Animal ER follows exotic animals like bighorn sheep, porcupine, falcons, and seals to the more domestic like dogs, cats, and parakeets from the moment their owners rush them into the ER, throughout the diagnosis, surgery, and treatment, up until the moment they go home. With their state of the art surgery suite, complete with 5 operating rooms, Dr. Beale and his team of experts will face critical treatments of all kinds around the clock.
Status: To Be Determined
Runtime: 60 minutes
Animal ER - Aquatic animal - Netflix
A aquatic animal is an animal, either vertebrate or invertebrate, which lives in the water for most or all of its lifetime. Many insects such as mosquitoes, mayflies, dragonflies and caddisflies have aquatic larvae, with winged adults. Aquatic animals may breathe air or extract oxygen that dissolved in water through specialised organs called gills, or directly through the skin. Natural environments and the animals that live in them can be categorized as aquatic (water) or terrestrial (land). The term aquatic can be applied to animals that live in either fresh water (fresh water animals) or salt water (marine animals). However, the adjective marine is most commonly used for animals that live in saltwater, i.e. in oceans, seas, etc. Aquatic animals (especially freshwater animals) are often of special concern to conservationists because of the fragility of their environments. Aquatic animals are subject to pressure from overfishing, destructive fishing, marine pollution and climate change.

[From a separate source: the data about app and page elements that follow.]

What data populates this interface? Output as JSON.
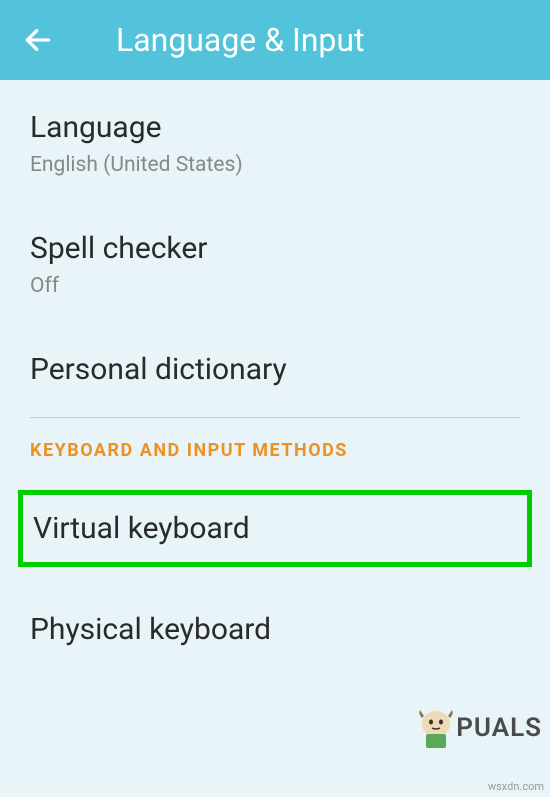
{
  "header": {
    "title": "Language & Input"
  },
  "settings": {
    "language": {
      "title": "Language",
      "subtitle": "English (United States) ‎"
    },
    "spellChecker": {
      "title": "Spell checker",
      "subtitle": "Off"
    },
    "personalDictionary": {
      "title": "Personal dictionary"
    }
  },
  "section": {
    "keyboardHeader": "KEYBOARD AND INPUT METHODS"
  },
  "keyboards": {
    "virtual": {
      "title": "Virtual keyboard"
    },
    "physical": {
      "title": "Physical keyboard"
    }
  },
  "watermark": {
    "text": "PUALS"
  },
  "source": "wsxdn.com"
}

Animal ER - Air breathing aquatic animals - Netflix
In addition to water breathing animals, e.g., fish, mollusks etc., the term “aquatic animal” can be applied to air-breathing aquatic or sea mammals such as those in the orders Cetacea (whales) and Sirenia (sea cows), which cannot survive on land, as well as the pinnipeds (true seals, eared seals, and the walrus). The term “aquatic mammal” is also applied to four-footed mammals like the river otter (Lontra canadensis) and beavers (family Castoridae), although these are technically amphibious or semiaquatic. Amphibians, like frogs (the order Anura), while requiring water, are separated into their own environmental classification. The majority of amphibians (class Amphibia) have an aquatic larval stage, like a tadpole, but then live as terrestrial adults, and may return to the water to mate. Certain fish also evolved to breathe air to survive oxygen-deprived water, such as Arapaima (family Osteoglossidae) and walking catfish.